Scan the lines below for the string "with" and copy every one that has it.

Element data from apps and pages
Content starts

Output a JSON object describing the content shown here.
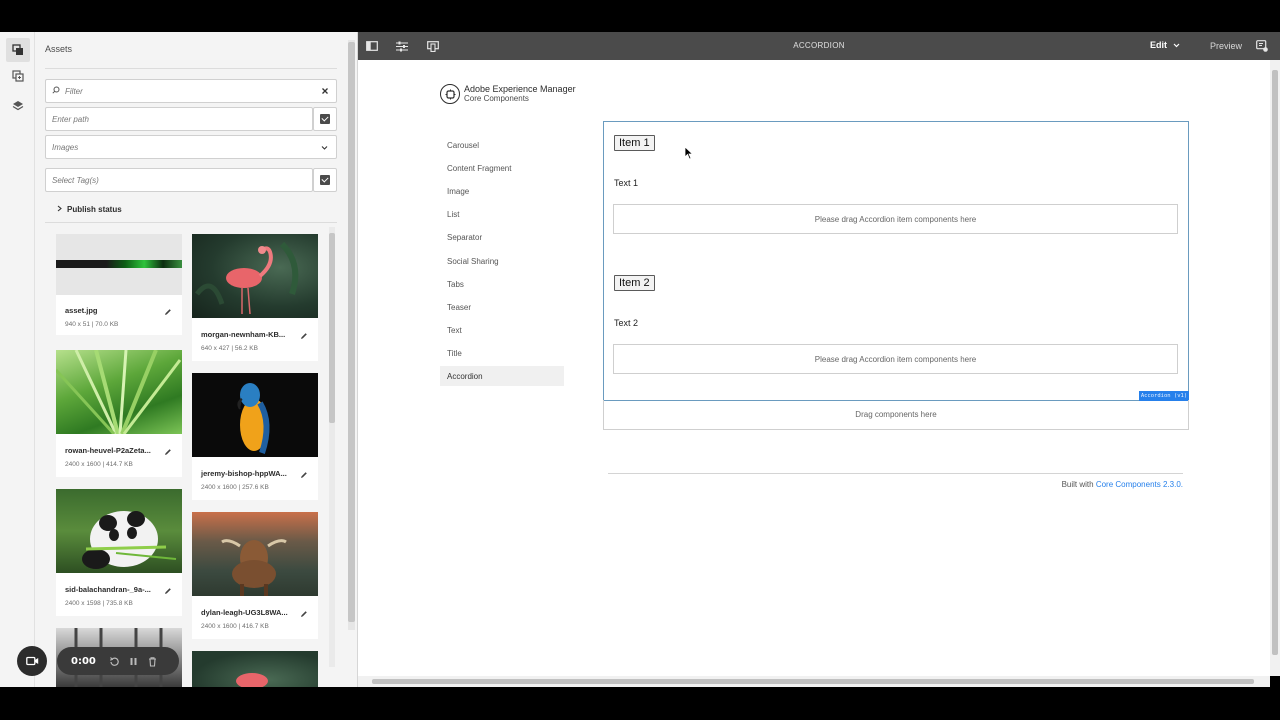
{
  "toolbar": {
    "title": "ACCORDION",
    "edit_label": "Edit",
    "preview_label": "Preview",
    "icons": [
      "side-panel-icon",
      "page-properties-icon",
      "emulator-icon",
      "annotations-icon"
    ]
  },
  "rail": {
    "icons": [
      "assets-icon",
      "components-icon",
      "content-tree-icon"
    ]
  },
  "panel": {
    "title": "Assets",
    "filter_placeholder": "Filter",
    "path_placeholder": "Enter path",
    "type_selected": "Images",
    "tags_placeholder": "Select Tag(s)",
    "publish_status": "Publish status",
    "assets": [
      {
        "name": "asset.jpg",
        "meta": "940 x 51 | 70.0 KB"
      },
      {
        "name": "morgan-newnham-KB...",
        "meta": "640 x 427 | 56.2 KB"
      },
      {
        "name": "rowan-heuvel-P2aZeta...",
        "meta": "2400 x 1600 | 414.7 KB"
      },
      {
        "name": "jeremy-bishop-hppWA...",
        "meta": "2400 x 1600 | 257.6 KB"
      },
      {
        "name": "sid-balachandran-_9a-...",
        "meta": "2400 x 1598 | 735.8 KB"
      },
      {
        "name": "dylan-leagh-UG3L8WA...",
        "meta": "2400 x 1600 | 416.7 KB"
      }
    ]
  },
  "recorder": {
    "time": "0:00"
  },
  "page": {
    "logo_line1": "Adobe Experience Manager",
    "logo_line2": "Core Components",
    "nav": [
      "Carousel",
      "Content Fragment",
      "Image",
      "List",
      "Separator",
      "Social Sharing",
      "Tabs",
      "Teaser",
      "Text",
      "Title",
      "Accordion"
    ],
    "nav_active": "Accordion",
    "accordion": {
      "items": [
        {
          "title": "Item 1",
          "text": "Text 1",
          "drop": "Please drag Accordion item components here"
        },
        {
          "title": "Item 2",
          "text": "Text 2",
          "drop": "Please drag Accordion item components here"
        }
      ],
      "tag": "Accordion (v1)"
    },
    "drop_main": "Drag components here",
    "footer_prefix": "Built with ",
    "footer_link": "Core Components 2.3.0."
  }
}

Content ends
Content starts

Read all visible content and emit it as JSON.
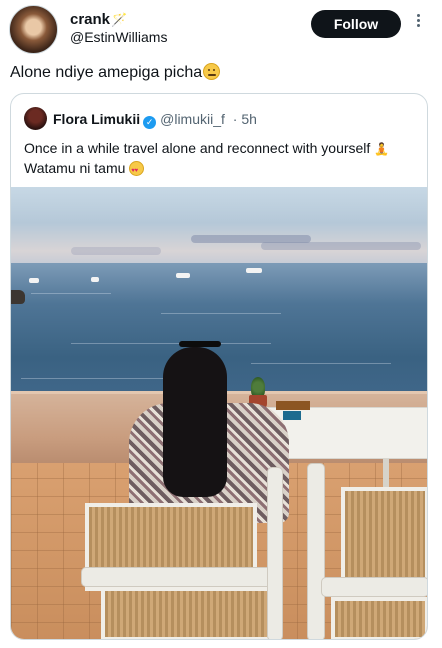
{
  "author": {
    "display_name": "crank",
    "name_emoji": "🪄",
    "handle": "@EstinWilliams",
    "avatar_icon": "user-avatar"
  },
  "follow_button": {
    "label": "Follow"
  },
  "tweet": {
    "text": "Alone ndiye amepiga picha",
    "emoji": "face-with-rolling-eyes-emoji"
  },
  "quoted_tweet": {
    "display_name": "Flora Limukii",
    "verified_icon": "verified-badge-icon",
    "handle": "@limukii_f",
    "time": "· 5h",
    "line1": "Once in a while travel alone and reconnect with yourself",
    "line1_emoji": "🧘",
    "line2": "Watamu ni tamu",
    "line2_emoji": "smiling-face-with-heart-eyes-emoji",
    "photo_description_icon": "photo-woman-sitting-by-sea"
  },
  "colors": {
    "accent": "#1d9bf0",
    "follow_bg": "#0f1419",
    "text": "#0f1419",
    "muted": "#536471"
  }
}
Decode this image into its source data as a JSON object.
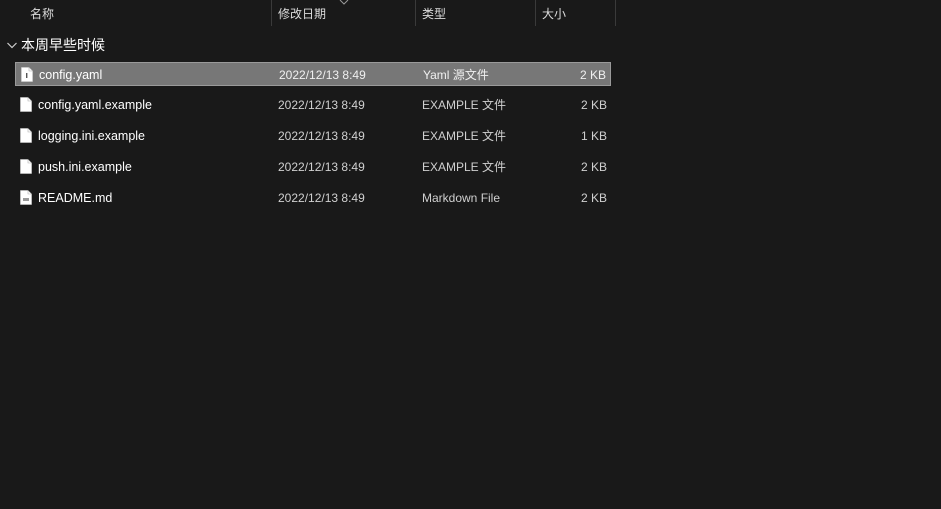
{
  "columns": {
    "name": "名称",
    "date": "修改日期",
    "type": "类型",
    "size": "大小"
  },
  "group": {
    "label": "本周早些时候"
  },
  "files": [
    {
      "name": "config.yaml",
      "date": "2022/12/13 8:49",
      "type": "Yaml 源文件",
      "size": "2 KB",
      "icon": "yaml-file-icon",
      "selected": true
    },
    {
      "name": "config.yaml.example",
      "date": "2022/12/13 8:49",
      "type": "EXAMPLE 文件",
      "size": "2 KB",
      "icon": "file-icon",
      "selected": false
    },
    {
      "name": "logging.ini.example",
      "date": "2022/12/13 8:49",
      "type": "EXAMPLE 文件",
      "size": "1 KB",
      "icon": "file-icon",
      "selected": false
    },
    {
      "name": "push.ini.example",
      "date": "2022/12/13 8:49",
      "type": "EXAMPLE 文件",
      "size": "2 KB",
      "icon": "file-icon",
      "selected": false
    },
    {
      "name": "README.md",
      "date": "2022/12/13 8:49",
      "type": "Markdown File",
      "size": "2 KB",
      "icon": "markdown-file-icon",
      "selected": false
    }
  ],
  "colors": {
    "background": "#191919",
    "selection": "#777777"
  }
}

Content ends

:: Response area ::
    "footer_prefix": "Built with ",
    "emoji": "face-with-rolling-eyes-emoji"
    "line1": "Once in a while travel alone and reconnect with yourself",
    "line2_emoji": "smiling-face-with-heart-eyes-emoji",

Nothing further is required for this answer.